So what would I consider a prior for someone with some level of status in a male-dominated community (i.e. the background knowledge) engaging in some form of sexual harassment? I’d say around 5%. This means that if I were to survey the population of maybe 100 people with some level of status in a male-dominated community, I predict that around 5 of them would be unquestioningly guilty of sexual harassment. Considering that the actual population is much higher than 100, it seems about reasonable. Especially since the majority of victims are usually victimized by a minority, and of that minority the majority are repeat offenders.
Here’s where we get to the divergent assertions of hyperskepticism/hypo-skepticism.
So let’s say that C is “claim of harassment” and H is “actually sexually harassed someone”. This means that P(C | H) is the probability of there being a claim of sexual harassment given that one has actually sexually harassed someone. What we want to find out is P(H | C), the probability that someone has sexually harassed someone given a claim of sexual harassment, which is equal to P(C | H) * P(H) / [P(C | H) * P(H)] + [P(C | ~H) * P(~H)]
Now, a claim of sexual harassment is not itself definitive proof of sexual harassment. Just like testing positive for breast cancer is not itself definitive proof of breast cancer. Even if 100% of claims of sexual harassment given actual sexual harassment are true, this does not mean that someone is definitely guilty of sexual harassment if accused, as counterintuitive as that sounds. A claim of sexual harassment correlating with sexual harassment is a conditional probability; what we want is to update the prior probability of sexual harassment. What we want to find is P(H | C).
On the other hand, collecting multiple independent claims of harassment counts as evidence, and you should update your prior accordingly. The more claims that are made, the more times you update. Even if the prior’s rate of increase might start to plateau. This might not be scientific evidence, or not the type of evidence that might bring one to felony charges, but it’s Bayesian evidence nonetheless.

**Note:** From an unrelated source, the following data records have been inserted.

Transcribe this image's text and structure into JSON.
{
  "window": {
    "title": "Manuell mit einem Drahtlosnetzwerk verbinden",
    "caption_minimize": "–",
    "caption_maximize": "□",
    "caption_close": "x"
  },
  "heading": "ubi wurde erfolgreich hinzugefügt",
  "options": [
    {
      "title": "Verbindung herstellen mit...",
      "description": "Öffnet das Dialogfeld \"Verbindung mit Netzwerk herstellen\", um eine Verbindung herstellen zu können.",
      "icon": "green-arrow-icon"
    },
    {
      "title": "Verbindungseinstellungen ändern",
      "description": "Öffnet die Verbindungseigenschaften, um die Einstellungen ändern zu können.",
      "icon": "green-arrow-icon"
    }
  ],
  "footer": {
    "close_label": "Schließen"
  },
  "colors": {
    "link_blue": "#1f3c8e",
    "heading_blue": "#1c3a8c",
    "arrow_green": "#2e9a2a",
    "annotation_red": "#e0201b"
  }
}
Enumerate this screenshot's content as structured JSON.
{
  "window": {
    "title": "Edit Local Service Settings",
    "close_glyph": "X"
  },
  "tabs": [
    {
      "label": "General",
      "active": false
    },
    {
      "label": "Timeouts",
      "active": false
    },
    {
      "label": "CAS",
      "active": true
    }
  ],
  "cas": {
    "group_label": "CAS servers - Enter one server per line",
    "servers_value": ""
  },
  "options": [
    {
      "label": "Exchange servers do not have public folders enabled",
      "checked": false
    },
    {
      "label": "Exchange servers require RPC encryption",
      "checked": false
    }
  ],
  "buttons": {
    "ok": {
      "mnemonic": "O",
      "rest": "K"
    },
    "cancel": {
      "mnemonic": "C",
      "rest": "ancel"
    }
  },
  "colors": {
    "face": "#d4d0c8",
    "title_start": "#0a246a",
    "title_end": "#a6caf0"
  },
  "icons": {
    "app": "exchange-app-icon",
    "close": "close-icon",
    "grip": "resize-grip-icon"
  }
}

We then have to look at alternative hypotheses, which are represented by ~H. What is P(C | ~H), or the probability that someone would file a claim given that they weren’t sexually harassed? Maybe it was an actual misunderstanding, or the woman is being vindictive, or any other possible explanation for ~H. But I would certainly say that P(C | H) > P(C | ~H). By how much is the most important factor.
Another point of view I like to look at is from the “absence of evidence” view. If one claims that P(C | H) is 100%, this necessarily means that P(~C | H), or the probability of not having a claim of sexual harassment given that said person actually did sexually harass someone is 0%. And I’m reasonably certain that people have been sexually harassed and not filed a claim for whatever reason (fear, rape culture, etc.), so P(~C | H) is definitely greater than 0%.
So if my prior is 5%, and I think that P(C | H) > P(C | ~H), then this means that P(H | C) > P(H). And the amount that P(H | C) > P(H) is determined by how much P(C | H) > P(C | ~H). Let’s assume that P(C | H) is 90% [forcing P(~C | H) to be 10%] and P(C | ~H) is 1%. This means that P(H | C) is equal to 31%. That’s just for one claim. If there’s another claim, then (depending on the relationship between the two claims) this possibly moves my new prior of 31% to 73%. Of course this is assuming a 90% conditional probability, and I think that looking at it from the view of P(~C | H), it should be lower. Even so, with a conditional probability of 50%, it still moves my prior from 5% to 20%; add another claim and it goes to 50%.
With all of the furor brewing over false accusations, and not enough/too much skepticism about claims of sexual harassment, it seems pretty obvious that “[rationalist] common sense” is not prevailing where it should. Sure, you can assert that “extraordinary claims require extraordinary evidence” but you can only prove that by using Bayes.